With COVID-19 restrictions lifted in Toronto, St. Patrick’s Day is once again a time for merrymaking, after two years of significantly scaled-down celebrations.
For bars and pubs, St. Patrick’s Day represents a turning point.
Karl Rukavina, assistant manager at Allen’s on the Danforth, said that while St. Patrick’s Day, March 17, was the busy day, he is expecting to see large crowds the entire weekend.
Like many other businesses, Allen’s was hit hard during the pandemic, with lockdowns which limited or banned indoor dining.
“We can welcome people back after two years when we were not able to celebrate,” Rukavina said. “In 2021, we were open for takeout and people were doing St. Patrick’s Day on Uber Eats, so that was super strange.”
“We think of ourselves as a hub for the Irish community to eat … to drink Guinness and to just have a good time,” he said.
On Friday, Allen’s was seeing a lunch rush, with families eating and enjoying the festivities.
On St. Patrick’s day, McSorley’s bar on Bayview Avenue was filled with people eating, drinking and celebrating.
Other bars, like P.J. O’Brien Irish Pub and Grace O’Malley’s Irish Pub were also packed Thursday, according to an article from the Toronto Star.

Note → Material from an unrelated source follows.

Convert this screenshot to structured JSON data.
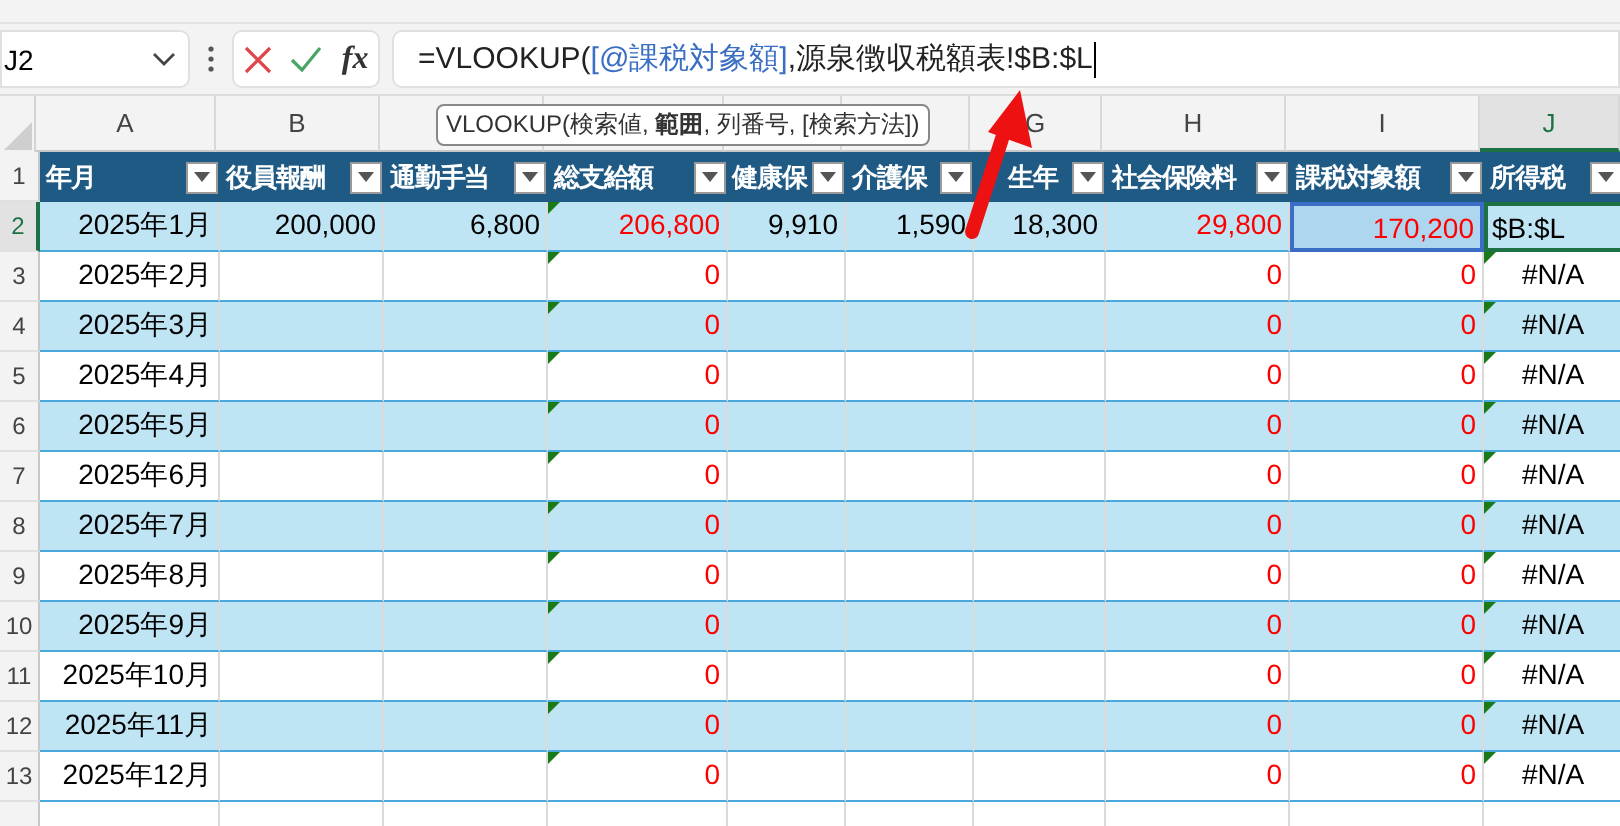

‘It’s been a struggle’
For the last couple of St. Patrick’s Days, pubs and restaurants had to improvise and change how they celebrated.
“It’s been a struggle, supply issues and staffing issues, but we have a live band tonight and we’re able to get a lot of the beer we were not able to get before,” Stacey Northrup, manager at Original’s Ale House on Bayview Avenue, said. “I’m starting to see a turnaround with full capacity … every Thursday we have open jam and every Saturday we have a band,” Northrup said.
For those who celebrate St. Patrick’s Day, this year offers a welcome change of pace.
“I went to a friend’s backyard last year and the year before, I didn’t do anything. I usually do something every year, so I’m excited to get back to a bit of normal,” said Jeff Lerner, who was wearing a large green top hat and on his way to meet a friend.
He said he has celebrated St. Patrick’s Day for the past 20 years.
Return of the St. Patrick’s Day Parade
The St. Patrick’s Day Parade is back on this year after being cancelled in 2020 and 2021 due to COVID-19.
The parade happens March 20 this year and, as always, invites people of all backgrounds to attend, Irish or not.
According to the parade’s website, it is expected to last an hour and a half and will begin at St. George and Bloor streets, ending at Nathan Phillips Square.
Mayor John Tory has encouraged people go out this weekend to their local bars and restaurants, calling March 20 “St. Patrick’s Day 2,” honouring a promise he made in 2020 when people were unable to celebrate as they normally did.
St. Patrick’s Day commemorates Saint Patrick and the spread of Christanity in Ireland, but also Irish culture and heritage. St. Patrick’s Day is a public holiday in Ireland and is also celebrated in countries that have a significant Irish population.